BEIRUT: Prime Minister Najib Mikati arrived in the Democratic Republic of Congo Friday to head Lebanon’s delegation to the Francophone summit scheduled to begin Saturday.
Mikati led a delegation that included deputy premier Samir Mouqbel, Interior Minister Marwan Charbel, Health Minister Ali Hasan Khalil, Economy Minister Nicholas Nahhas and Culture Minister Gaby Layyoun.
The prime minister met Friday with Lebanese expatriates in the Congo, the state-run National News Agency said.
Lebanon hosted a summit of French-speaking nations in 2002.
Leaders from the 75-nation Francophonie were to begin their biennial summit Friday in the Congo, a country that encapsulates Africa’s many woes but also its growing stake in a body searching for a raison d’etre.

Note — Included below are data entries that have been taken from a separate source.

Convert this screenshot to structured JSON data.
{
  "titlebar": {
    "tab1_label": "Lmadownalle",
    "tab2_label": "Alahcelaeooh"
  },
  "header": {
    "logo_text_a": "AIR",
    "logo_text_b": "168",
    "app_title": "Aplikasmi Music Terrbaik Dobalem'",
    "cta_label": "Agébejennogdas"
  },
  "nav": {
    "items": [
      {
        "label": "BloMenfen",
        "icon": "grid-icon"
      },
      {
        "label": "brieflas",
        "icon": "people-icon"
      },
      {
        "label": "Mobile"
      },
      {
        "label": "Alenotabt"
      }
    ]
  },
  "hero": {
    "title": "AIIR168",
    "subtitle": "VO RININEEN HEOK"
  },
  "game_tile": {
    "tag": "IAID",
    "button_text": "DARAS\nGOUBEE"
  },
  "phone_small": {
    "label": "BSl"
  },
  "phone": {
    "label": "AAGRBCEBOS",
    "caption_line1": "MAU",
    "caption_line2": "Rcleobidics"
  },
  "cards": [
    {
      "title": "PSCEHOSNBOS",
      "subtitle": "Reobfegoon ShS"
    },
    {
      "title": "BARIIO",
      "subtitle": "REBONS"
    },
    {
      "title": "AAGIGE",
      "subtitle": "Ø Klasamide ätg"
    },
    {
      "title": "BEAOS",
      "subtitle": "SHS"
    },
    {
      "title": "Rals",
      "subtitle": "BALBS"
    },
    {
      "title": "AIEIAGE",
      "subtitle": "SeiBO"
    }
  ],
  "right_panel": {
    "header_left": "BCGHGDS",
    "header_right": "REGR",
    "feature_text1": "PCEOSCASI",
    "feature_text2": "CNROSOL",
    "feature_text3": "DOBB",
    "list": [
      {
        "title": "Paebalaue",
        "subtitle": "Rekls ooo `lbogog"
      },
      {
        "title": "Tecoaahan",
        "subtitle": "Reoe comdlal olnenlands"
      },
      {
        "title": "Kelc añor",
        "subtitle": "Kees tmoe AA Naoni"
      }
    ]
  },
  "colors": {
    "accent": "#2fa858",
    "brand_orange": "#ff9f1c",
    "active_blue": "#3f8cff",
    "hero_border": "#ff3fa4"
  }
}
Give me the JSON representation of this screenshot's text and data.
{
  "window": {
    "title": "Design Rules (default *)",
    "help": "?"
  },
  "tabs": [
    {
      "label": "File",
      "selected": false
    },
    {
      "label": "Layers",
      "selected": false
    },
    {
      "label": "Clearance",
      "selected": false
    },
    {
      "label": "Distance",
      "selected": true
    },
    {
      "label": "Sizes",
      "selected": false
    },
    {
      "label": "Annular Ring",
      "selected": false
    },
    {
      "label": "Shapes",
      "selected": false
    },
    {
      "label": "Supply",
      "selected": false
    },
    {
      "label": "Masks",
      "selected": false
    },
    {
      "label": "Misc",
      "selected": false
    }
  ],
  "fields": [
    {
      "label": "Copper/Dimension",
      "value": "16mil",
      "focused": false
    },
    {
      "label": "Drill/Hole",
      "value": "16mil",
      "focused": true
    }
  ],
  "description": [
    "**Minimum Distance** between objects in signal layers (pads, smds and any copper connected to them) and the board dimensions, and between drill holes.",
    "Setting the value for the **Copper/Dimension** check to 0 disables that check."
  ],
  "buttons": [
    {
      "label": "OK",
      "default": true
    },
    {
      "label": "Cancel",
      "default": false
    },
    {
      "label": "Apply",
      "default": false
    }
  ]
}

The Organisation Internationale de la Francophonie’s decision to hold its 14th summit in Kinshasa raised eyebrows given the government’s poor democratic credentials and human rights record.
During the three-day meeting, heads of state are expected to discuss the crisis in member state Mali, where France and several of the region’s countries want a military intervention to oust the Al-Qaeda-linked Islamists who took over the north in March.
Another main focus at the summit in the Congo, the most populated country in French-speaking Africa with 70 million inhabitants, will be the future of an organization that has battled for relevancy since its creation in 1970.
Meanwhile, Mikati said Friday he had no role in the management of a telecommunication company in which he is a shareholder that was reported to be providing help for the Syrian regime in its crackdown against rebels.
“Mikati does own many shares in MTN Group, South Africa, however [he] has nothing to do with the company’s management or the business of the company’s branches,” said a statement issued by Mikati’s press office.
The statement warned that “any other reports fall in the category of media misleading.”
MTN Group, a South Africa-based multinational mobile telecommunications company, is based in Johannesburg and operates in many African and Middle Eastern countries.
Al-Mustaqbal newspaper said in a report published Friday that the group was providing the Syrian regime with devices to block the Internet service and mobile communication in an attempt to obstruct contacts among the Syrian opposition.